For the moment, as Mueller and investigators work to determine if the Trump campaign was tied at all to Russian interference with our electoral process, if there is anything of which to be glad, it is that with each passing day and revelation there at least is greater bipartisan belief in the reality and gravity of what Russia attempted and doubtless is hoping to do again.
Days after The Intercept website revealed a leaked NSA report that Russian hacking of our voting systems was more extensive than previously known, Michael Riley and Jordan Robertson at Bloomberg Politics quoted a knowledgeable source claiming that the systems of 39 states had been hit. They noted:
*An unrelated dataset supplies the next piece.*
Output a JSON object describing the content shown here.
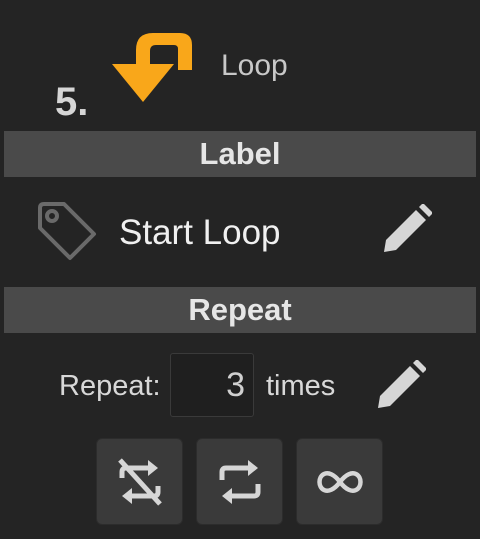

Such operations need not change votes to be effective. In fact, the Obama administration believed that the Russians were possibly preparing to delete voter registration information or slow vote tallying in order to undermine confidence in the election. That effort went far beyond the carefully timed release of private communications by individuals and parties.
One former senior US official expressed concern that the Russians now have three years to build on their knowledge of US voting systems before the next presidential election, and there is every reason to believe they will use what they have learned in future attacks.
This news makes it all the more puzzling why the Trump White House continues to be so muted in decrying Russia’s attempts to destabilize democracy and yet so vocal in its insistence that there is nothing to any story of possible Trump campaign involvement. And then there’s this: At 5:55 a.m. on Thursday, Trump tweeted:
He then followed up with yet another primal scream/tweet:
If it’s all so phony, why is our insomniac-in-chief so worried?
With each disclosure, the cycle of defiance and denial goes on. In its own way, Sessions’ appearance before the Senate committee on Tuesday was just one more turn of the wheel, one more diversion, one more attempt to defend the indefensible.